Task description →
Every line of the entries below that includes "thumb" belongs in the answer, copied as written.

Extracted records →
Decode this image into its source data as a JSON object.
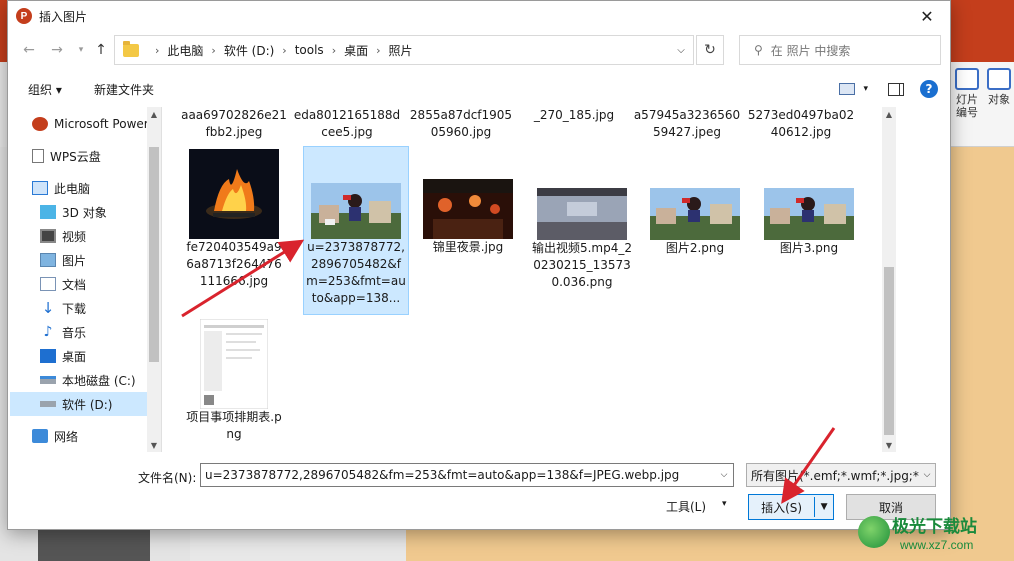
{
  "window": {
    "title": "插入图片",
    "app_icon_letter": "P",
    "close_glyph": "✕"
  },
  "nav": {
    "back": "←",
    "forward": "→",
    "up": "↑",
    "refresh": "↻"
  },
  "breadcrumb": [
    "此电脑",
    "软件 (D:)",
    "tools",
    "桌面",
    "照片"
  ],
  "search": {
    "placeholder": "在 照片 中搜索"
  },
  "toolbar": {
    "organize": "组织 ▾",
    "new_folder": "新建文件夹",
    "help": "?"
  },
  "sidebar": {
    "items": [
      {
        "label": "Microsoft Power",
        "icon": "powerpoint-icon"
      },
      {
        "label": "WPS云盘",
        "icon": "document-icon"
      },
      {
        "label": "此电脑",
        "icon": "computer-icon"
      },
      {
        "label": "3D 对象",
        "icon": "cube-icon"
      },
      {
        "label": "视频",
        "icon": "video-icon"
      },
      {
        "label": "图片",
        "icon": "picture-icon"
      },
      {
        "label": "文档",
        "icon": "document-icon"
      },
      {
        "label": "下载",
        "icon": "download-icon"
      },
      {
        "label": "音乐",
        "icon": "music-icon"
      },
      {
        "label": "桌面",
        "icon": "desktop-icon"
      },
      {
        "label": "本地磁盘 (C:)",
        "icon": "drive-icon"
      },
      {
        "label": "软件 (D:)",
        "icon": "drive-icon"
      },
      {
        "label": "网络",
        "icon": "network-icon"
      }
    ]
  },
  "files": {
    "top_row_captions": [
      "aaa69702826e21fbb2.jpeg",
      "eda8012165188dcee5.jpg",
      "2855a87dcf190505960.jpg",
      "_270_185.jpg",
      "a57945a323656059427.jpeg",
      "5273ed0497ba0240612.jpg"
    ],
    "items": [
      {
        "name": "fe720403549a96a8713f264476111666.jpg",
        "thumb": "fire"
      },
      {
        "name": "u=2373878772,2896705482&fm=253&fmt=auto&app=138...",
        "thumb": "anime"
      },
      {
        "name": "锦里夜景.jpg",
        "thumb": "night"
      },
      {
        "name": "输出视频5.mp4_20230215_135730.036.png",
        "thumb": "sky"
      },
      {
        "name": "图片2.png",
        "thumb": "anime"
      },
      {
        "name": "图片3.png",
        "thumb": "anime"
      },
      {
        "name": "项目事项排期表.png",
        "thumb": "doc"
      }
    ]
  },
  "bottom": {
    "filename_label": "文件名(N):",
    "filename_value": "u=2373878772,2896705482&fm=253&fmt=auto&app=138&f=JPEG.webp.jpg",
    "filter_value": "所有图片(*.emf;*.wmf;*.jpg;*.jp",
    "tools": "工具(L)",
    "insert": "插入(S)",
    "cancel": "取消"
  },
  "background_app": {
    "ribbon_items": [
      "灯片编号",
      "对象"
    ]
  },
  "watermark": {
    "title": "极光下载站",
    "url": "www.xz7.com"
  },
  "colors": {
    "accent": "#0078d7",
    "selection": "#cce8ff",
    "arrow": "#d9232d",
    "ppt": "#c43e1c"
  }
}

Solution to this exercise →
        "thumb": "fire"
        "thumb": "anime"
        "thumb": "night"
        "thumb": "sky"
        "thumb": "anime"
        "thumb": "anime"
        "thumb": "doc"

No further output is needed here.